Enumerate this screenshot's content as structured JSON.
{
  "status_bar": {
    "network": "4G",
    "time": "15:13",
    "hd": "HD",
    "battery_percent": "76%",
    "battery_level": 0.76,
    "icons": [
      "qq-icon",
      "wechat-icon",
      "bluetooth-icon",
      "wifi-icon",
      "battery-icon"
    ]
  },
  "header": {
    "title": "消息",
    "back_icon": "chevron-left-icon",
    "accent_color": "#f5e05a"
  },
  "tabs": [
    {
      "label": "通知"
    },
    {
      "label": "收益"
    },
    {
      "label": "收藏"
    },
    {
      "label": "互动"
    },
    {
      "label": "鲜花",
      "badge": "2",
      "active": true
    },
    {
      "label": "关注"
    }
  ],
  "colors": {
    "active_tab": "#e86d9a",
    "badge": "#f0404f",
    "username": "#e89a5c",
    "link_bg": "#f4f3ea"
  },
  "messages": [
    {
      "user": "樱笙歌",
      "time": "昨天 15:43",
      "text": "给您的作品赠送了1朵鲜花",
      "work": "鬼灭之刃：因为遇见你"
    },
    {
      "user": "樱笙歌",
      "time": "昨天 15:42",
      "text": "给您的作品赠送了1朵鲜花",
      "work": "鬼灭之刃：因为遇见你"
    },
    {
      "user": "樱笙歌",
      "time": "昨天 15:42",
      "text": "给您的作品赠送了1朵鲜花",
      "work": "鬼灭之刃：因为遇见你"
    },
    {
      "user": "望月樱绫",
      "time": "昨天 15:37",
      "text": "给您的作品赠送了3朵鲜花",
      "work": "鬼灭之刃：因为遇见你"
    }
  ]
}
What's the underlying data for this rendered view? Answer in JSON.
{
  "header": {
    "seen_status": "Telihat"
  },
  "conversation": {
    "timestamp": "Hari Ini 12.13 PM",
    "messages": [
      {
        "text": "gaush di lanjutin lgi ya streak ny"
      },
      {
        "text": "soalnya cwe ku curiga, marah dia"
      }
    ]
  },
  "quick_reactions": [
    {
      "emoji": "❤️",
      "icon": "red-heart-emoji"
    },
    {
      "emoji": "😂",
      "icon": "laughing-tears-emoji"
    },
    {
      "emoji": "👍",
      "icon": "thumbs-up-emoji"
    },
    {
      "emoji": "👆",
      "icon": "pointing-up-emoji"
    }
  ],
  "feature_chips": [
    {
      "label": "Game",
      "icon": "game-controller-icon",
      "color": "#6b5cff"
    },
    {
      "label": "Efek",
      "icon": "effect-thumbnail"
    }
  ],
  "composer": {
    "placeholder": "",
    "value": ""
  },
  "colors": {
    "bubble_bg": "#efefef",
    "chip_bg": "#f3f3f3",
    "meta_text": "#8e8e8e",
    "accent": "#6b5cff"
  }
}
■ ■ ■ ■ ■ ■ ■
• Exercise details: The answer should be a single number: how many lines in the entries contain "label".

• Task output: 8